Vine Old Time On Waiheke Island
“(Waiheke Island) has its own microclimate – it’s drier and warmer than Auckland, 20km away – which is why it’s so good at growing grapes and attracting thousands of day-trippers,” Katrina Lolley writes for The Australian. “I arrive on the kind of day that makes you want to move countries. It’s also midweek, which means there’s room for me at The Oyster Inn, a micro-hotel that’s really a restaurant with rooms.
“The inn, occupying a site that was once the island’s newspaper office, channels a casual yet luxurious beachside vibe. The upstairs restaurant and a downstairs boutique occupy the street frontage while three stylish guestrooms are tucked behind a door.

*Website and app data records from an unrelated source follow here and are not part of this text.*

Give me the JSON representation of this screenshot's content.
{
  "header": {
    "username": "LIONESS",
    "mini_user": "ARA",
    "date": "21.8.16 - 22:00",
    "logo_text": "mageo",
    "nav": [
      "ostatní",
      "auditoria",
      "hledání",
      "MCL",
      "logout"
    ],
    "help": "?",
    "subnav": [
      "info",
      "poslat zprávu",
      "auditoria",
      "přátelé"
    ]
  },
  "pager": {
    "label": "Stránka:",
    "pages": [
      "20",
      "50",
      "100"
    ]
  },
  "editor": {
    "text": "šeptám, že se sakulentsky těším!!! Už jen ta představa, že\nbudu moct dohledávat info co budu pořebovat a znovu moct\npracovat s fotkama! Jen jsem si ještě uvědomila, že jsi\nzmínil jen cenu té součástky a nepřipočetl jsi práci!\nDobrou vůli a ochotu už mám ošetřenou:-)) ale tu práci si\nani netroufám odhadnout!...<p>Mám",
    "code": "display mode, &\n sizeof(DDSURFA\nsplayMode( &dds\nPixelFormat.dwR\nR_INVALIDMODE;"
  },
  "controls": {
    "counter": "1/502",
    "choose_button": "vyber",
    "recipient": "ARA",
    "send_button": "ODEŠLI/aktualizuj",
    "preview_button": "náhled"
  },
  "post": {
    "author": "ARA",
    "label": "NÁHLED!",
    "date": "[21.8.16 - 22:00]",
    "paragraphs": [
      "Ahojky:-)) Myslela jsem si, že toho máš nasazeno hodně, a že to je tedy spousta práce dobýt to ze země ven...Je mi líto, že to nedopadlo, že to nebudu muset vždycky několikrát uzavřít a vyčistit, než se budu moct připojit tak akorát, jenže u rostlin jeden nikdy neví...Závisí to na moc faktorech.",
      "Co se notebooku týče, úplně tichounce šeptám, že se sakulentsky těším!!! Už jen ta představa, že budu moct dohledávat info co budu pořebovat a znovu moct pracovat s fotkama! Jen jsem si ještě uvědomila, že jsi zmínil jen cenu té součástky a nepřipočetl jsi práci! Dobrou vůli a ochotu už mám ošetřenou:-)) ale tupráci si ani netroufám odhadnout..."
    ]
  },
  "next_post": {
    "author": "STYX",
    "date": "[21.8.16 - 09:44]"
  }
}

“Everything about Room One makes me want to move in on a more permanent basis. I adore the soft merino throw draped over the kingsize bed and the stack of books at its foot, the oversized Aesop toiletries and the sunny yellow-white striped beach towels. These memorable touches are no surprise, given the owners’ backgrounds in hospitality and haute fashion. Jonathan Rutherfurd Best used to throw high-wattage celebrity parties around London while his partner, Andrew Glenn, once worked for Louis Vuitton.
“Both have strong local roots. Rutherfurd Best was born and raised on the North Island while Glenn, who has a New Zealander father, grew up in Hong Kong. After falling in love with Waiheke, they wondered how they could fashion new lives here. A gap in the dining scene – “No one was doing seafood,” Glenn says – prompted them to open The Oyster Inn in 2012.
“On another day, I lunch at Mudbrick Vineyard and Restaurant, where diners gaze across European-style clipped gardens to Auckland’s skyline. Of course, word is well and truly out about multimillion-dollar views like these. A savvy visitor books beds and tables on Waiheke well in advance or visits in off-peak times.
“With so many pleasures at hand, it’s easy to see why some visitors start dreaming of owning a piece of Waiheke (or a section, to use the local parlance).”
Original article by: Katrina Lobley, The Australian, May 13, 2017